Records contained in a dataset:
○ ○ ○ ○ ○ ○ ○
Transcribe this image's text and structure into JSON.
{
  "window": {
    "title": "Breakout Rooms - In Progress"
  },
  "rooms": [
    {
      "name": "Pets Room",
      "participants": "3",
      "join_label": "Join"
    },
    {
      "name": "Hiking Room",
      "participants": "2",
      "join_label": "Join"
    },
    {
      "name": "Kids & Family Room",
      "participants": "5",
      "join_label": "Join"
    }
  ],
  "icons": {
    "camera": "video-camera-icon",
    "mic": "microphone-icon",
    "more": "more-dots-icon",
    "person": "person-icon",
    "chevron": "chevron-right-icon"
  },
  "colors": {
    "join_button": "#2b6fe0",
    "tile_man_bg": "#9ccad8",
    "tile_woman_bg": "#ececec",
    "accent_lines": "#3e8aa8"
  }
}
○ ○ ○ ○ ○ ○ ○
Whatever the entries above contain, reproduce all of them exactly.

• [Answer for this exercise]:
Transcribe this image's text and structure into JSON.
{
  "window": {
    "title": "Breakout Rooms - In Progress"
  },
  "rooms": [
    {
      "name": "Pets Room",
      "participants": "3",
      "join_label": "Join"
    },
    {
      "name": "Hiking Room",
      "participants": "2",
      "join_label": "Join"
    },
    {
      "name": "Kids & Family Room",
      "participants": "5",
      "join_label": "Join"
    }
  ],
  "icons": {
    "camera": "video-camera-icon",
    "mic": "microphone-icon",
    "more": "more-dots-icon",
    "person": "person-icon",
    "chevron": "chevron-right-icon"
  },
  "colors": {
    "join_button": "#2b6fe0",
    "tile_man_bg": "#9ccad8",
    "tile_woman_bg": "#ececec",
    "accent_lines": "#3e8aa8"
  }
}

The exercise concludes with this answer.